Automaticity is the third stage of learning. (Buckle up. We need to review a bit of Ed. Theory here. Ed who? No, Education Theory. Don’t worry, it won’t be painful and it is really quite smart and interesting.)
Here’s an illustrated video explanation instead. This Marine Corps band demonstrates automaticity.
First we learn facts to the level of accuracy — we can do them correctly if we take our time and concentrate.
Second we learn facts to the level of fluency. Next, if we continue practicing, we can develop fluency. Then we can go quickly without making mistakes.
Third we can learn facts to the level of automaticity. Finally, after fluency, if we keep practicing we can develop automaticity. Automaticity is when we can go quickly without errors and without much conscious attention. We can perform other tasks at the same time and still perform quickly and accurately. Automaticity with math facts means we can answer any math fact instantly and without having to stop and think about it. In fact, one good description of automaticity is that it is “obligatory” — you can’t help but do it. Students who are automatic in decoding can’t help but read a word if you hold it up in front of them. Similarly students who are automatic with their math facts can’t help but think of the answer to a math fact when they say the problem to themselves. (See, that didn’t hurt much huh?)

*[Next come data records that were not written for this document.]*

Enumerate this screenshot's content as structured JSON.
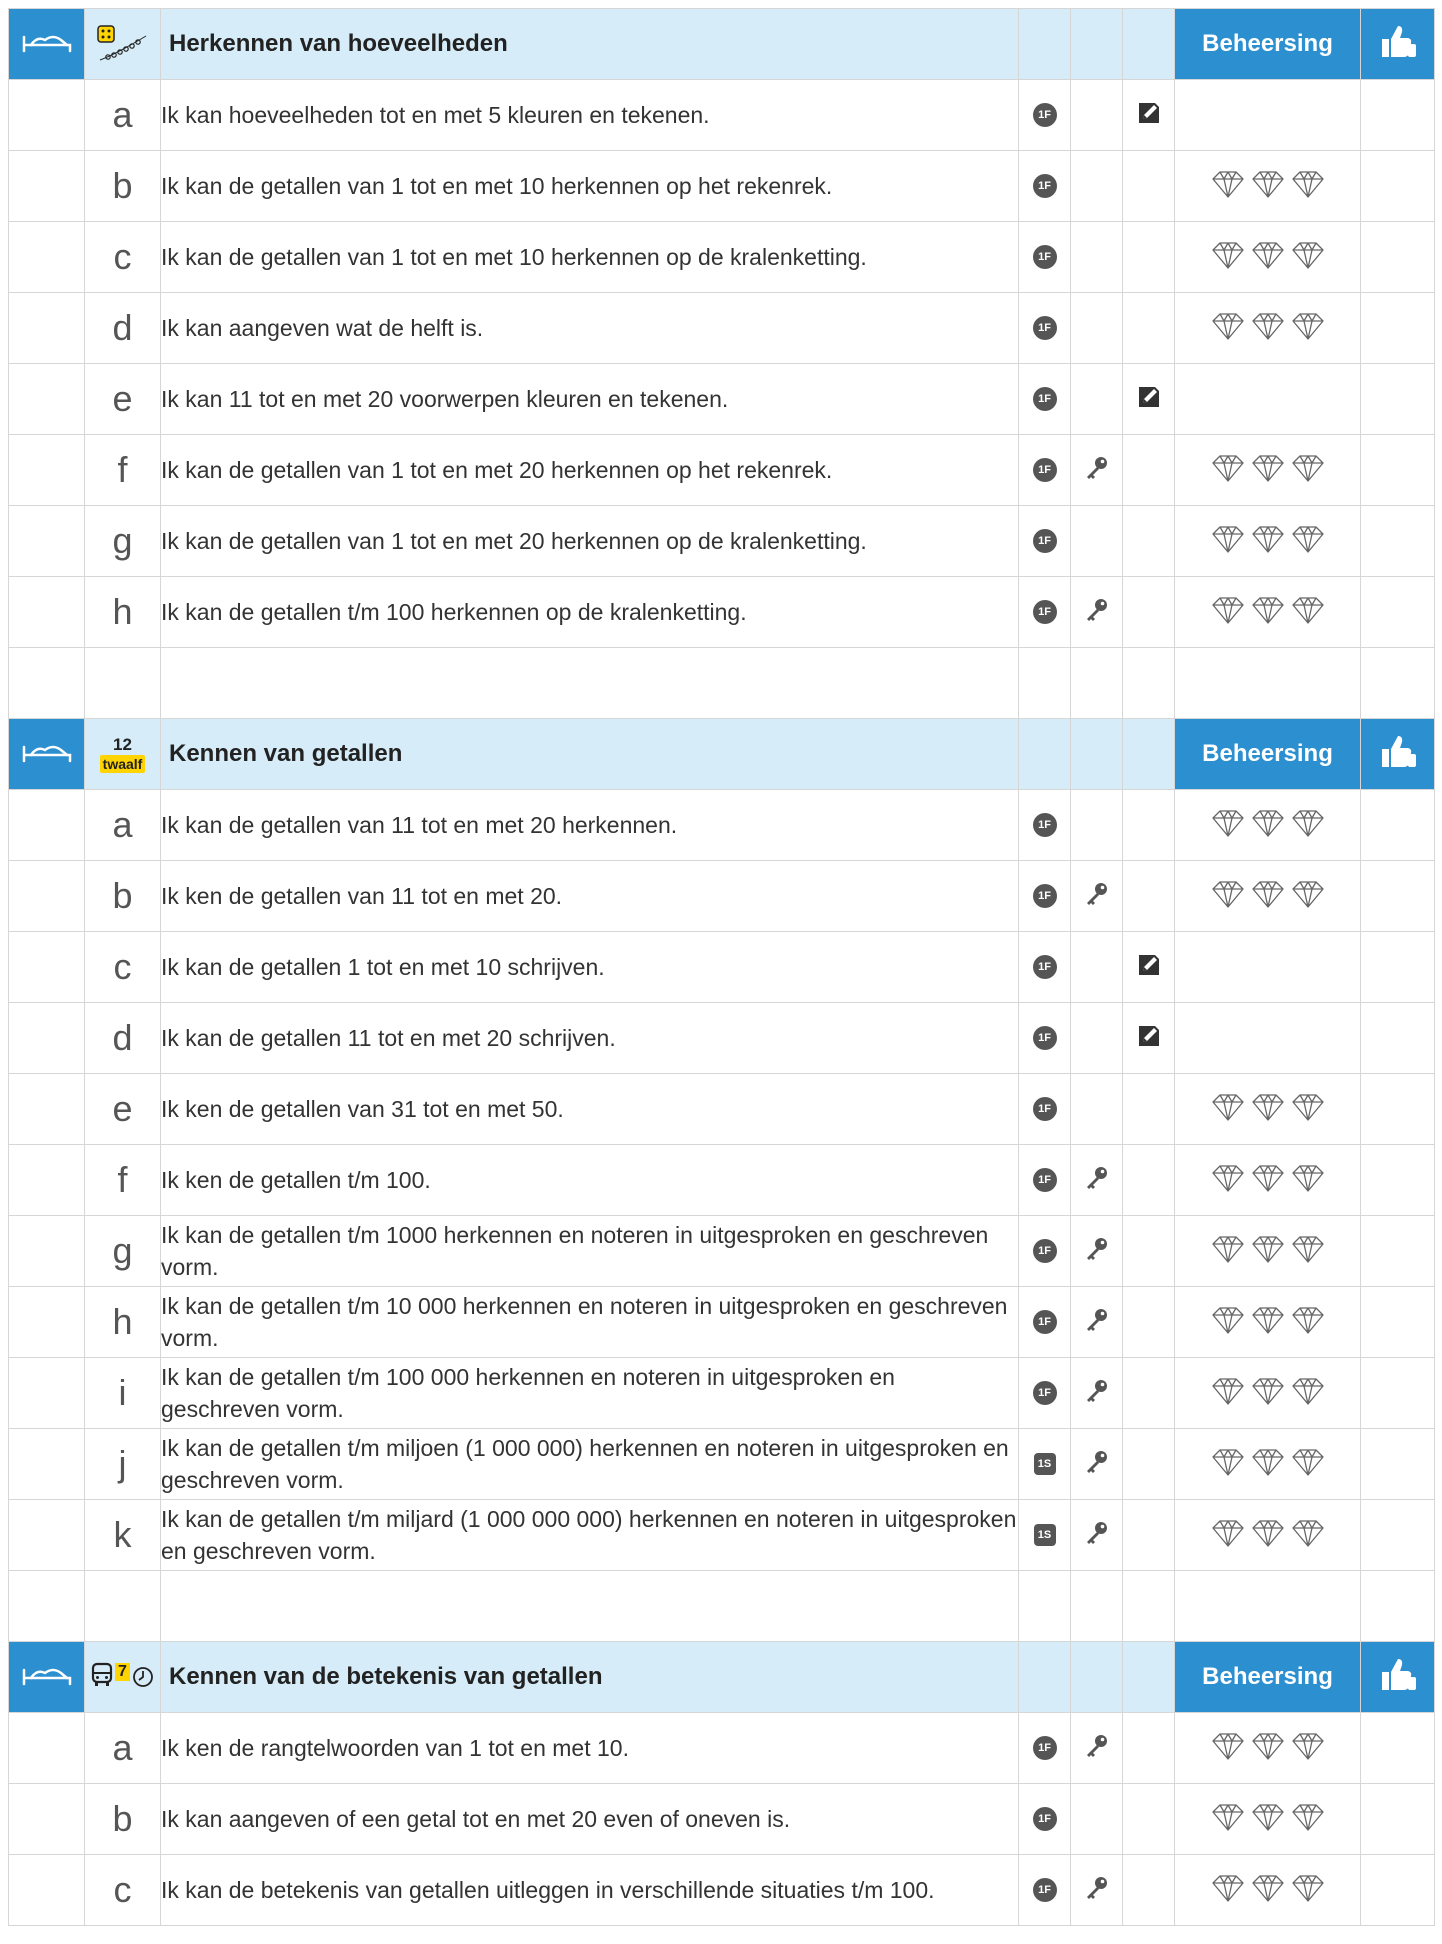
{
  "colors": {
    "header_bg": "#d6ecf8",
    "accent": "#2b8fd0",
    "badge": "#555555",
    "highlight": "#ffd400"
  },
  "sections": [
    {
      "title": "Herkennen van hoeveelheden",
      "topic_icon": "dice-beads-icon",
      "mastery_label": "Beheersing",
      "rows": [
        {
          "letter": "a",
          "text": "Ik kan hoeveelheden tot en met 5 kleuren en tekenen.",
          "level": "1F",
          "key": false,
          "pencil": true,
          "diamonds": false
        },
        {
          "letter": "b",
          "text": "Ik kan de getallen van 1 tot en met 10 herkennen op het rekenrek.",
          "level": "1F",
          "key": false,
          "pencil": false,
          "diamonds": true
        },
        {
          "letter": "c",
          "text": "Ik kan de getallen van 1 tot en met 10 herkennen op de kralenketting.",
          "level": "1F",
          "key": false,
          "pencil": false,
          "diamonds": true
        },
        {
          "letter": "d",
          "text": "Ik kan aangeven wat de helft is.",
          "level": "1F",
          "key": false,
          "pencil": false,
          "diamonds": true
        },
        {
          "letter": "e",
          "text": "Ik kan 11 tot en met 20 voorwerpen kleuren en tekenen.",
          "level": "1F",
          "key": false,
          "pencil": true,
          "diamonds": false
        },
        {
          "letter": "f",
          "text": "Ik kan de getallen van 1 tot en met 20 herkennen op het rekenrek.",
          "level": "1F",
          "key": true,
          "pencil": false,
          "diamonds": true
        },
        {
          "letter": "g",
          "text": "Ik kan de getallen van 1 tot en met 20 herkennen op de kralenketting.",
          "level": "1F",
          "key": false,
          "pencil": false,
          "diamonds": true
        },
        {
          "letter": "h",
          "text": "Ik kan de getallen t/m 100 herkennen op de kralenketting.",
          "level": "1F",
          "key": true,
          "pencil": false,
          "diamonds": true
        }
      ]
    },
    {
      "title": "Kennen van getallen",
      "topic_icon": "number-word-icon",
      "topic_number": "12",
      "topic_word": "twaalf",
      "mastery_label": "Beheersing",
      "rows": [
        {
          "letter": "a",
          "text": "Ik kan de getallen van 11 tot en met 20 herkennen.",
          "level": "1F",
          "key": false,
          "pencil": false,
          "diamonds": true
        },
        {
          "letter": "b",
          "text": "Ik ken de getallen van 11 tot en met 20.",
          "level": "1F",
          "key": true,
          "pencil": false,
          "diamonds": true
        },
        {
          "letter": "c",
          "text": "Ik kan de getallen 1 tot en met 10 schrijven.",
          "level": "1F",
          "key": false,
          "pencil": true,
          "diamonds": false
        },
        {
          "letter": "d",
          "text": "Ik kan de getallen 11 tot en met 20 schrijven.",
          "level": "1F",
          "key": false,
          "pencil": true,
          "diamonds": false
        },
        {
          "letter": "e",
          "text": "Ik ken de getallen van 31 tot en met 50.",
          "level": "1F",
          "key": false,
          "pencil": false,
          "diamonds": true
        },
        {
          "letter": "f",
          "text": "Ik ken de getallen t/m 100.",
          "level": "1F",
          "key": true,
          "pencil": false,
          "diamonds": true
        },
        {
          "letter": "g",
          "text": "Ik kan de getallen t/m 1000 herkennen en noteren in uitgesproken en geschreven vorm.",
          "level": "1F",
          "key": true,
          "pencil": false,
          "diamonds": true
        },
        {
          "letter": "h",
          "text": "Ik kan de getallen t/m 10 000 herkennen en noteren in uitgesproken en geschreven vorm.",
          "level": "1F",
          "key": true,
          "pencil": false,
          "diamonds": true
        },
        {
          "letter": "i",
          "text": "Ik kan de getallen t/m 100 000 herkennen en noteren in uitgesproken en geschreven vorm.",
          "level": "1F",
          "key": true,
          "pencil": false,
          "diamonds": true
        },
        {
          "letter": "j",
          "text": "Ik kan de getallen t/m miljoen (1 000 000) herkennen en noteren in uitgesproken en geschreven vorm.",
          "level": "1S",
          "key": true,
          "pencil": false,
          "diamonds": true
        },
        {
          "letter": "k",
          "text": "Ik kan de getallen t/m miljard (1 000 000 000) herkennen en noteren in uitgesproken en geschreven vorm.",
          "level": "1S",
          "key": true,
          "pencil": false,
          "diamonds": true
        }
      ]
    },
    {
      "title": "Kennen van de betekenis van getallen",
      "topic_icon": "bus-seven-clock-icon",
      "topic_number": "7",
      "mastery_label": "Beheersing",
      "rows": [
        {
          "letter": "a",
          "text": "Ik ken de rangtelwoorden van 1 tot en met 10.",
          "level": "1F",
          "key": true,
          "pencil": false,
          "diamonds": true
        },
        {
          "letter": "b",
          "text": "Ik kan aangeven of een getal tot en met 20 even of oneven is.",
          "level": "1F",
          "key": false,
          "pencil": false,
          "diamonds": true
        },
        {
          "letter": "c",
          "text": "Ik kan de betekenis van getallen uitleggen in verschillende situaties t/m 100.",
          "level": "1F",
          "key": true,
          "pencil": false,
          "diamonds": true
        }
      ]
    }
  ]
}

Automaticity with math facts is important because the whole point of learning math facts is to use them in the service of higher and more complex math problems. We want students to be thinking about the complex process, the problem-solving or the multi-step algorithm they are learning — not having to stop and ponder the answer to simple math facts. (Taking off their shoes and socks to count toes is a good indication that perhaps automaticity is not present!) So not only do we want them accurate and fast (fluent) but we also want them to be thinking about other things at the same time (automaticity). One characteristic of students who lack automaticity in math facts is that their math work is full of simple, easy-to-fix errors. We used to call these “careless errors.” But these errors stem from not knowing math facts to automaticity — the student can either focus on getting the facts correct or on getting the procedures correct — but cannot focus on both at the same time. So helping students learn math facts to automaticity will improve their ability to learn and retain higher order math skills— because they won’t be distracted by trying to remember math facts.